It ought to have been a clash of equals, but the unavailability of key players for India could hobble them
Two staunch rivals in India and Australia will compete in the prestigious World Test championship final at The Oval next month.
As it should be, this is a hard match to predict. That’s mainly because of injury concerns and neither team having played a Test since completing a hard-fought series earlier this year. To make matters even more difficult, many of the players involved have only competed in the IPL in the lead-up to the one-off Test.
While this may not seem to be the ideal preparation, it’s worth recalling the opinion of former England batter Ravi Bopara. In 2009, Bopara went from the fledgling IPL into a Test series against West Indies and reckoned he was ideally prepared because T20 got his feet moving and put him in a positive frame of mind.
Heft was given to that view because Bopara reeled off successive Test centuries. The modern cricketer regularly has to adapt, going from one format to another, so Bopara’s theory should be even more applicable.
Therefore expect the players, especially the batters, to be ready for the Test. It’s up to the bowlers to prepare specifically for the longer spells required in the five-day format.
If Australia’s classy pace trio of Pat Cummins, Mitchell Starc and Josh Hazlewood are available, that makes them slight favourites. They are good bowlers any time, but England in early June should be right up their alley. Nevertheless, an Indian pace attack containing Mohammed Shami, Mohammed Siraj and Umesh Yadav is also strong and only just behind the Australian trio in wicket-taking capability.
Mental strength will play a huge part in this Test. The team that displays the most resilience is likely to win as long as the contest is not unduly affected by bad weather. Being able to maintain a decent line and length under attack is now mandatory in the tougher series, and a fully fit Australian attack should benefit if the opposition are overzealous.
The injuries to Jasprit Bumrah and Rishabh Pant badly affect India. They would be outright favourites with these two playing
Therefore much will depend on how the batters treat the talented opposing pace attacks. Australia rely heavily on Steve Smith, Marnus Labuschagne and Usman Khawaja’s big scoring ability but the enigmatic David Warner shouldn’t be overlooked. Despite his struggles in England, Warner is a dangerous player because he can score quickly. If he gets a start, India need to be wary because of the danger Warner presents.
On the Indian side Virat Kohli, Rohit Sharma and Cheteshwar Pujara are a handful because they have enjoyed success in Test cricket. Their job will be tough against a strong Australian attack.
The Australian bowlers also need to pay careful attention to Shubman Gill.

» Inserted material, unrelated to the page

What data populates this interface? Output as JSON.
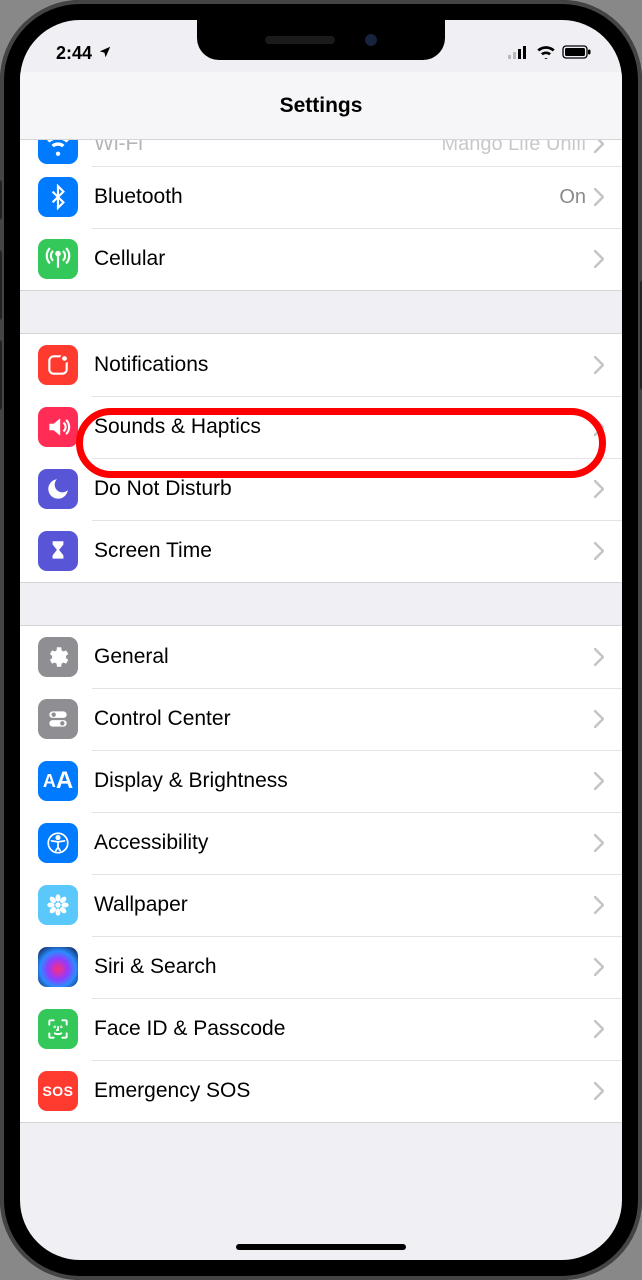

He tends to play with no fear and has a stroke-making mentality, which will not change even on this momentous occasion. If he is allowed the freedom to score quickly and hit boundaries, Gill will be a headache for Australia.
One selection dilemma for India will be Ajinkya Rahane. Judging by the current squad, Rahane is likely to play, which means he will largely be relying on past form against Australia. If he plays, he will help in the slips to the spinners, as he is easily India’s best catcher in that position.
India have an advantage in spin bowling because of Ravindra Jadeja’s ability to bat in the top six, which allows them the luxury of including the efficient R Ashwin. While Nathan Lyon is a good bowler, he will be Australia’s sole spinner. However, this shouldn’t be detrimental in England, as allrounder Cameron Green’s genuine pace is well suited to the conditions.
The injuries to Jasprit Bumrah and Rishabh Pant badly affect India, as they would be outright favourites with these two playing. The somewhat surprising unavailability of allrounder Hardik Pandya also harms India, as he could have provided them with the final piece of the jigsaw puzzle.
With the match being played under English conditions, this slightly favours the strong Australian pace attack. However, as Bopara showed, you should never underestimate the value of IPL preparation for batters.
Former Australia captain Ian Chappell is a columnist